Accompanied by a small army of peshmerga, I went as close as I dared to the front line, an army base in Kirkuk that the Iraqis had abandoned without putting up much of a fight.
The recent onslaught by Isis isn't a rogue success for terrorist groups; non-state actors are on the rise worldwide. We should be watching and wary.
Hundreds of young British men are said to have joined the murderous group, first in Syria and now on its bloody incursion into Iraq. What happens when they come home?
The three Al Jazeera journalists sentenced to seven years in jail in an Egyptian court room today should never have been tried in the first place. And yet, the day before their verdict, the US government released £338m of military aid to Egypt's repressive new rulers.
A lasting settlement cannot be imposed from the outside.
Despite the media’s focus on the sectarian dimension of Iraq’s current crisis, the reality is more complex.
How many Sure Start centres cancel out the depleted uranium used in Fallujah? Why does record investment in the NHS absolve the torture and abuse in Abu Ghraib?
From its unsettling but bureaucratic annual reports to its sophisticated social media strategy, the jihadist group Isis has been borrowing ideas from business and applying them to international terror.
It is not the assertiveness of new entities that is driving change, but the collapse of the old national constructions.
The latest violence exposes the administration’s lack of vision for the broader Middle East.
Senior MP Sir Richard Ottaway speaks out on Iraq.
“What I heard today scared the hell out of me”, one US senator said following the capture of Iraq's second city by the hardline jihadist group ISIS. So who are ISIS and how big a threat to they pose?
Seven Bahá'ís – members of Iran’s largest non-Muslim religious minority, persecuted by the government for decades – have now spent six years in prison for practising their religion.
Saudi Arabia’s poor record on human rights and its treatment of women make it easy to demonise the kingdom.
The leaders in Egypt have repeatedly failed to recognise that the campaigning of not-for-profits plays an important role as a pressure gauge that can release dissent in a manageable way.

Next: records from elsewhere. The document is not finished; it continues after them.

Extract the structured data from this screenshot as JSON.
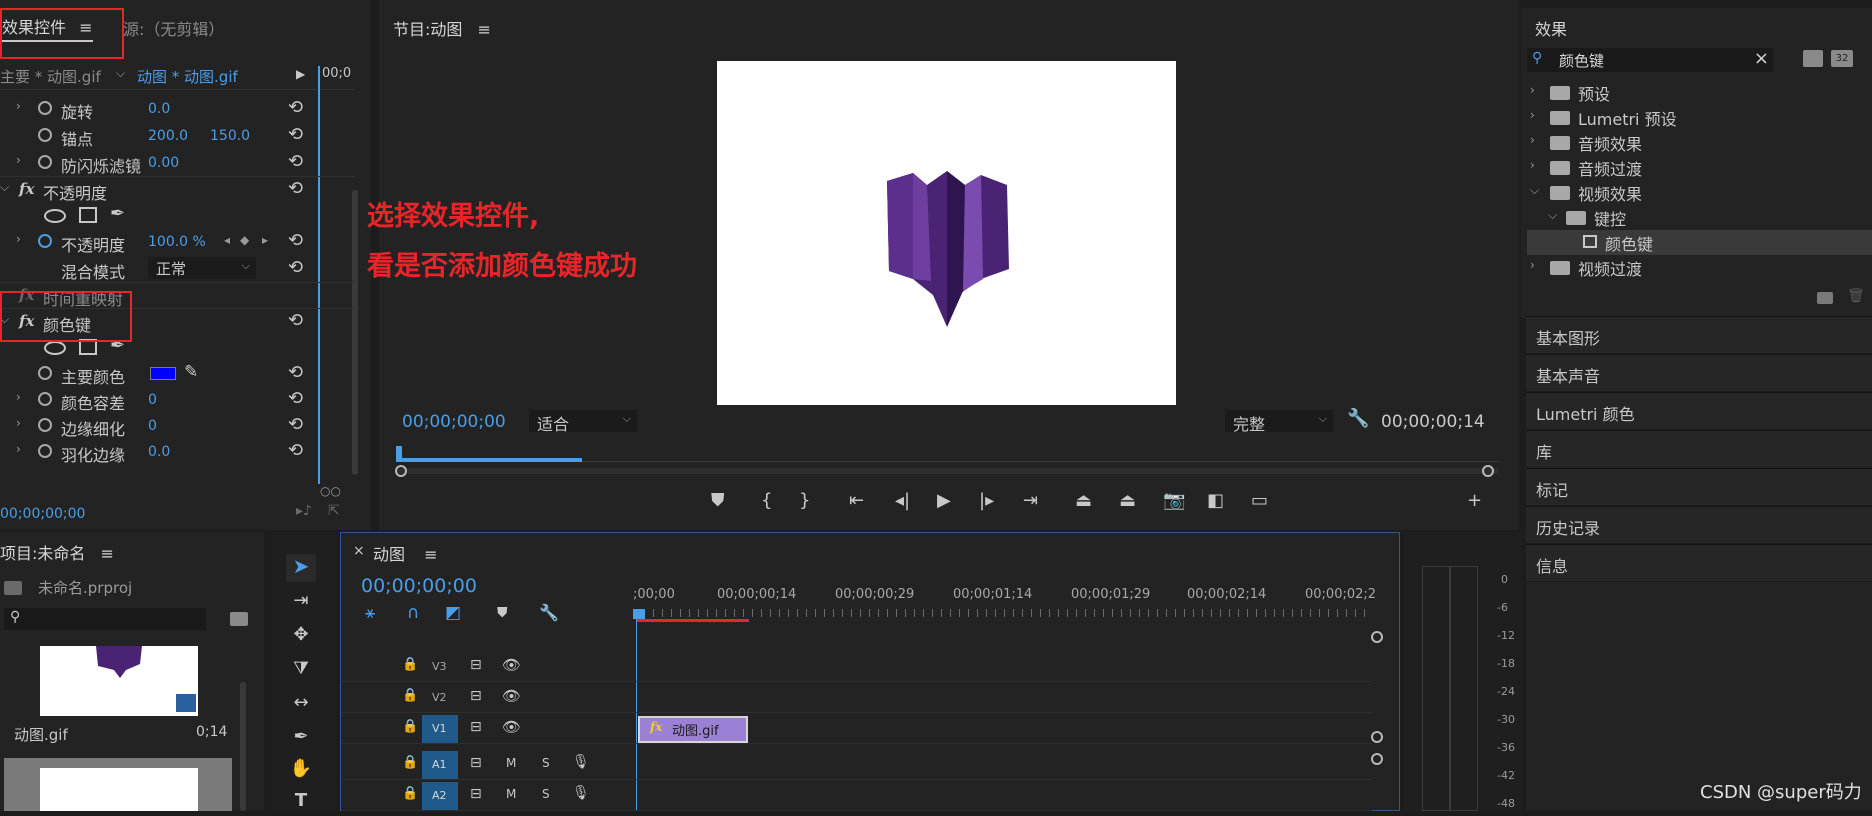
{
  "effect_controls": {
    "tab_title": "效果控件",
    "tab_menu": "≡",
    "source_tab": "源:（无剪辑）",
    "master_clip": "主要 * 动图.gif",
    "sequence_clip": "动图 * 动图.gif",
    "play_glyph": "▶",
    "ruler_time": "00;0",
    "rows": [
      {
        "label": "旋转",
        "value1": "0.0",
        "value2": ""
      },
      {
        "label": "锚点",
        "value1": "200.0",
        "value2": "150.0"
      },
      {
        "label": "防闪烁滤镜",
        "value1": "0.00",
        "value2": ""
      }
    ],
    "opacity_section": "不透明度",
    "opacity_label": "不透明度",
    "opacity_value": "100.0 %",
    "blend_label": "混合模式",
    "blend_value": "正常",
    "time_remap": "时间重映射",
    "color_key_section": "颜色键",
    "key_color_label": "主要颜色",
    "key_color": "#0000ff",
    "key_rows": [
      {
        "label": "颜色容差",
        "value": "0"
      },
      {
        "label": "边缘细化",
        "value": "0"
      },
      {
        "label": "羽化边缘",
        "value": "0.0"
      }
    ],
    "footer_time": "00;00;00;00",
    "fx_label": "fx",
    "reset_glyph": "⟲"
  },
  "program_monitor": {
    "title": "节目:动图",
    "menu": "≡",
    "timecode_left": "00;00;00;00",
    "fit_dropdown": "适合",
    "quality_dropdown": "完整",
    "timecode_right": "00;00;00;14",
    "wrench_icon": "wrench-icon"
  },
  "annotation": {
    "line1": "选择效果控件,",
    "line2": "看是否添加颜色键成功"
  },
  "effects_panel": {
    "title": "效果",
    "search_value": "颜色键",
    "items": [
      {
        "label": "预设",
        "level": 0,
        "expanded": false
      },
      {
        "label": "Lumetri 预设",
        "level": 0,
        "expanded": false
      },
      {
        "label": "音频效果",
        "level": 0,
        "expanded": false
      },
      {
        "label": "音频过渡",
        "level": 0,
        "expanded": false
      },
      {
        "label": "视频效果",
        "level": 0,
        "expanded": true
      },
      {
        "label": "键控",
        "level": 1,
        "expanded": true
      },
      {
        "label": "颜色键",
        "level": 2,
        "expanded": false
      },
      {
        "label": "视频过渡",
        "level": 0,
        "expanded": false
      }
    ],
    "sections": [
      "基本图形",
      "基本声音",
      "Lumetri 颜色",
      "库",
      "标记",
      "历史记录",
      "信息"
    ]
  },
  "project_panel": {
    "title": "项目:未命名",
    "menu": "≡",
    "file": "未命名.prproj",
    "clip_name": "动图.gif",
    "clip_duration": "0;14"
  },
  "timeline": {
    "close": "×",
    "title": "动图",
    "menu": "≡",
    "timecode": "00;00;00;00",
    "ruler_labels": [
      ";00;00",
      "00;00;00;14",
      "00;00;00;29",
      "00;00;01;14",
      "00;00;01;29",
      "00;00;02;14",
      "00;00;02;2"
    ],
    "tracks": [
      "V3",
      "V2",
      "V1",
      "A1",
      "A2"
    ],
    "clip_label": "动图.gif",
    "mute": "M",
    "solo": "S"
  },
  "meter_scale": [
    "0",
    "-6",
    "-12",
    "-18",
    "-24",
    "-30",
    "-36",
    "-42",
    "-48"
  ],
  "watermark": "CSDN @super码力",
  "colors": {
    "accent": "#4a9ee8",
    "annotation_red": "#e8262a",
    "clip_purple": "#9a81d6",
    "track_blue": "#1f5a8a"
  }
}
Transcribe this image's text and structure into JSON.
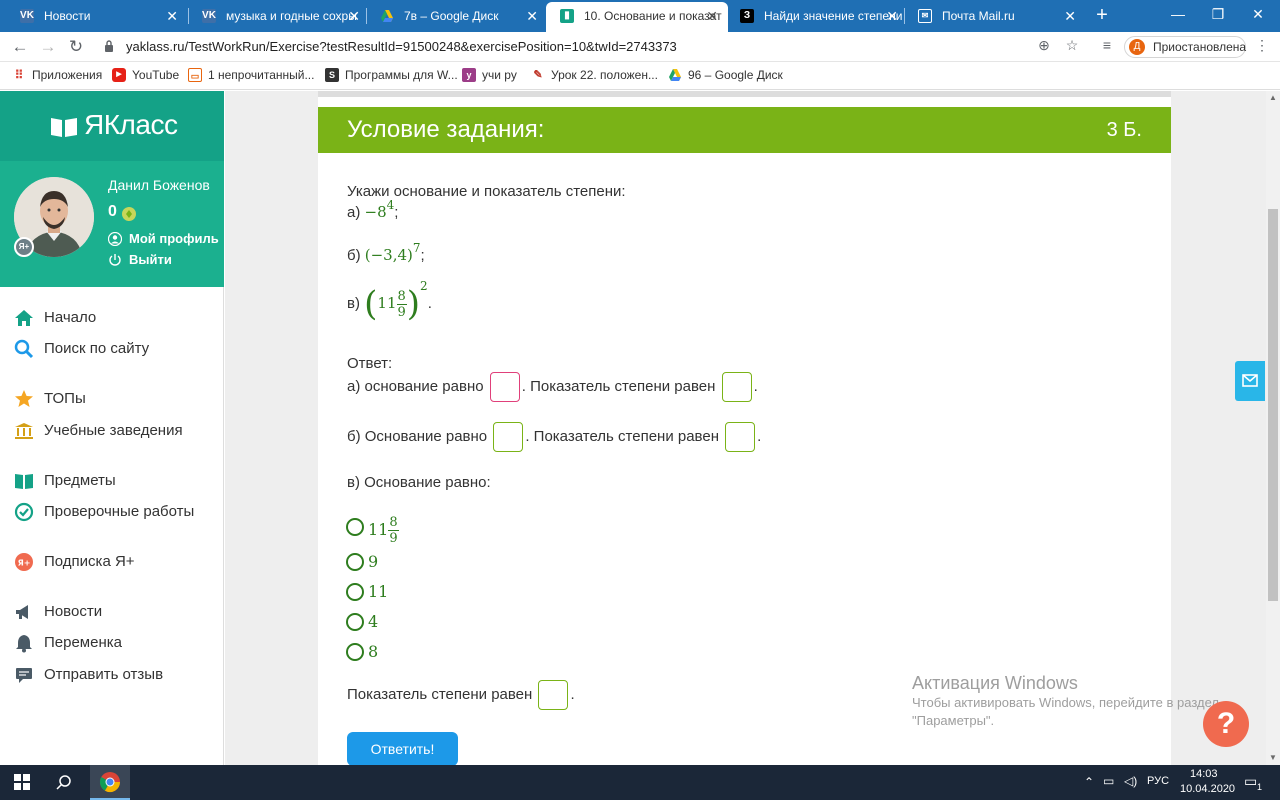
{
  "browser": {
    "tabs": [
      {
        "label": "Новости",
        "icon": "vk-icon",
        "active": false
      },
      {
        "label": "музыка и годные сохры",
        "icon": "vk-icon",
        "active": false
      },
      {
        "label": "7в – Google Диск",
        "icon": "google-drive-icon",
        "active": false
      },
      {
        "label": "10. Основание и показат",
        "icon": "yaklass-icon",
        "active": true
      },
      {
        "label": "Найди значение степени",
        "icon": "znanija-icon",
        "active": false
      },
      {
        "label": "Почта Mail.ru",
        "icon": "mail-icon",
        "active": false
      }
    ],
    "url": "yaklass.ru/TestWorkRun/Exercise?testResultId=91500248&exercisePosition=10&twId=2743373",
    "profile_letter": "Д",
    "profile_status": "Приостановлена",
    "bookmarks": [
      {
        "label": "Приложения",
        "icon": "apps-icon"
      },
      {
        "label": "YouTube",
        "icon": "youtube-icon"
      },
      {
        "label": "1 непрочитанный...",
        "icon": "mail-bookmark-icon"
      },
      {
        "label": "Программы для W...",
        "icon": "s-icon"
      },
      {
        "label": "учи ру",
        "icon": "uchi-icon"
      },
      {
        "label": "Урок 22. положен...",
        "icon": "lesson-icon"
      },
      {
        "label": "96 – Google Диск",
        "icon": "google-drive-icon"
      }
    ]
  },
  "sidebar": {
    "brand": "ЯКласс",
    "user_name": "Данил Боженов",
    "points": "0",
    "ya_badge": "Я+",
    "links": {
      "profile": "Мой профиль",
      "logout": "Выйти"
    },
    "nav": [
      {
        "label": "Начало",
        "icon": "home-icon"
      },
      {
        "label": "Поиск по сайту",
        "icon": "search-icon"
      },
      {
        "label": "ТОПы",
        "icon": "star-icon"
      },
      {
        "label": "Учебные заведения",
        "icon": "school-icon"
      },
      {
        "label": "Предметы",
        "icon": "book-icon"
      },
      {
        "label": "Проверочные работы",
        "icon": "check-circle-icon"
      },
      {
        "label": "Подписка Я+",
        "icon": "subscription-icon"
      },
      {
        "label": "Новости",
        "icon": "megaphone-icon"
      },
      {
        "label": "Переменка",
        "icon": "bell-icon"
      },
      {
        "label": "Отправить отзыв",
        "icon": "feedback-icon"
      }
    ]
  },
  "task": {
    "banner_title": "Условие задания:",
    "banner_points": "3 Б.",
    "prompt": "Укажи основание и показатель степени:",
    "item_a": {
      "prefix": "а)",
      "base": "−8",
      "exp": "4",
      "suffix": ";"
    },
    "item_b": {
      "prefix": "б)",
      "base": "(−3,4)",
      "exp": "7",
      "suffix": ";"
    },
    "item_c": {
      "prefix": "в)",
      "whole": "11",
      "num": "8",
      "den": "9",
      "exp": "2",
      "suffix": "."
    },
    "answer_label": "Ответ:",
    "answer_a_base": "а) основание равно",
    "answer_a_exp": ". Показатель степени равен",
    "answer_b_base": "б) Основание равно",
    "answer_b_exp": ". Показатель степени равен",
    "period": ".",
    "answer_c_base": "в) Основание равно:",
    "options": [
      {
        "label": "11",
        "num": "8",
        "den": "9"
      },
      {
        "label": "9"
      },
      {
        "label": "11"
      },
      {
        "label": "4"
      },
      {
        "label": "8"
      }
    ],
    "answer_c_exp": "Показатель степени равен",
    "submit": "Ответить!"
  },
  "overlay": {
    "activation_title": "Активация Windows",
    "activation_line1": "Чтобы активировать Windows, перейдите в раздел",
    "activation_line2": "\"Параметры\".",
    "help": "?"
  },
  "taskbar": {
    "lang": "РУС",
    "time": "14:03",
    "date": "10.04.2020",
    "notifications": "1"
  },
  "colors": {
    "tabbar": "#1f6fb4",
    "brand": "#14a287",
    "banner": "#7ab317",
    "math": "#2e7d1e",
    "submit": "#1d99e8",
    "help": "#f06a4f"
  }
}
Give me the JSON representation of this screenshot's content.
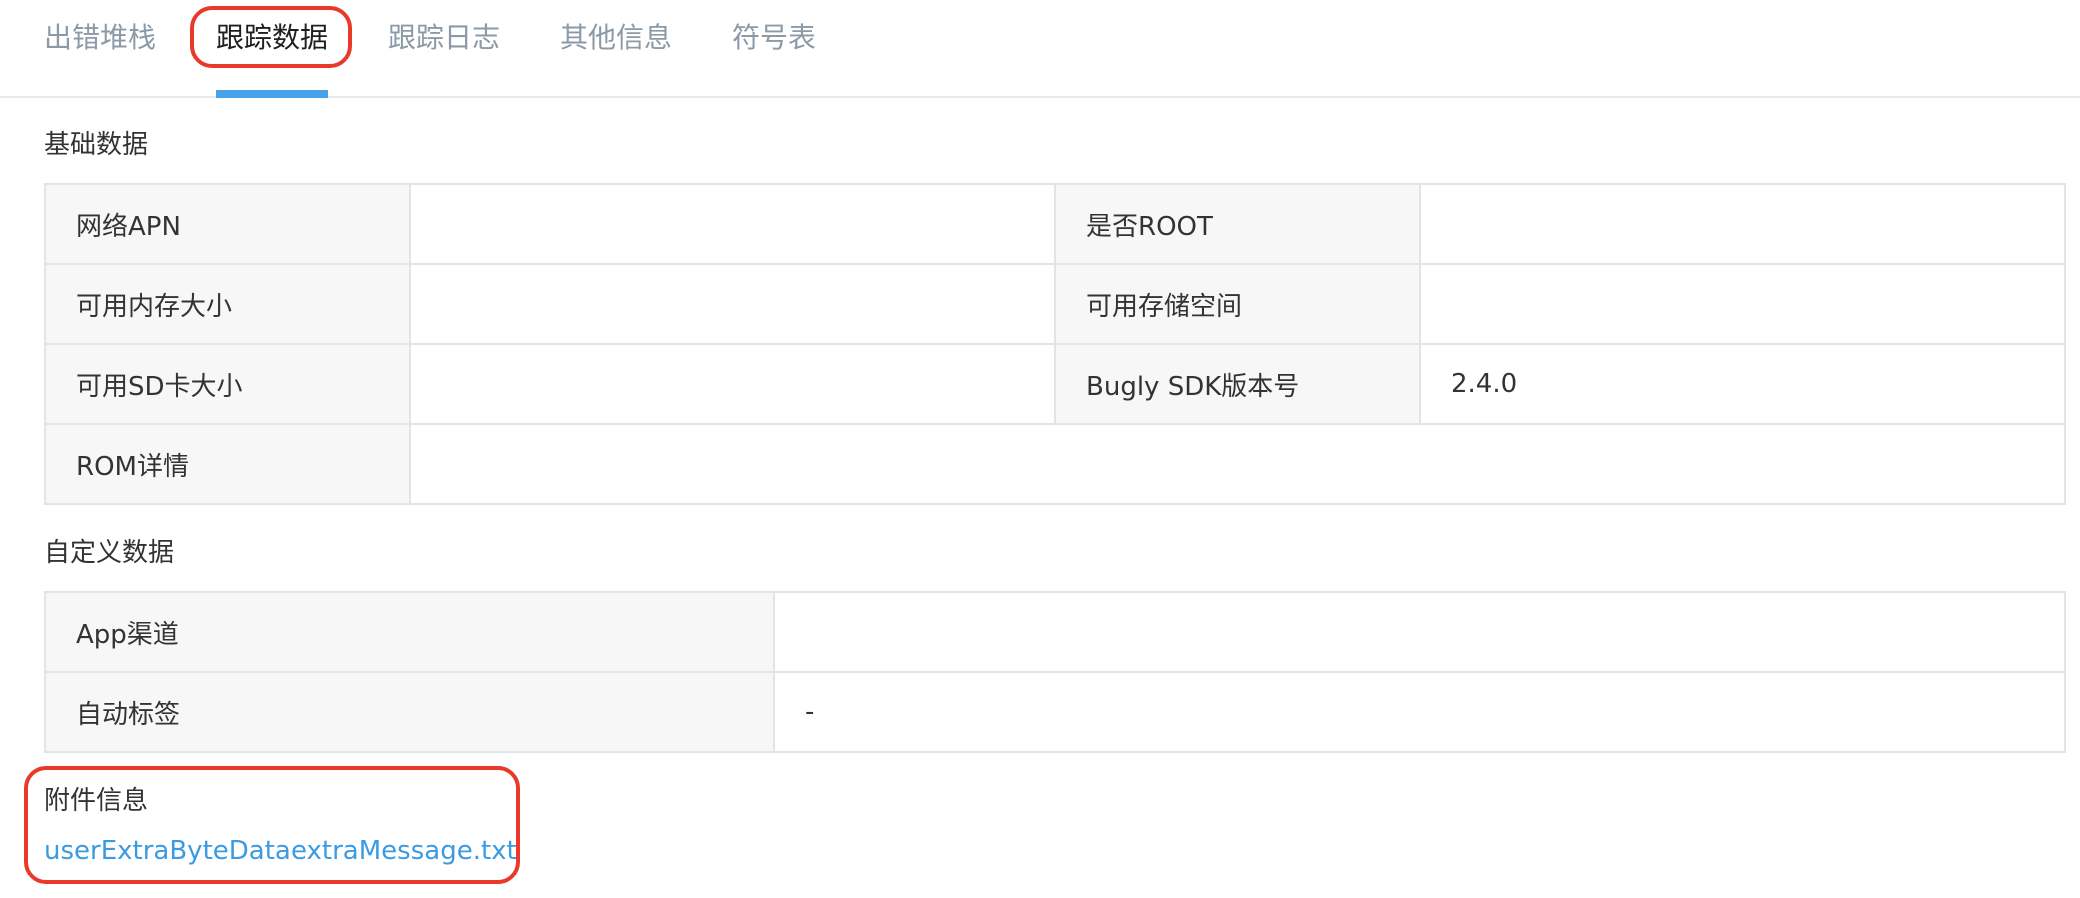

The mass death penalties and the wider crackdown on the opposition cannot be tolerated.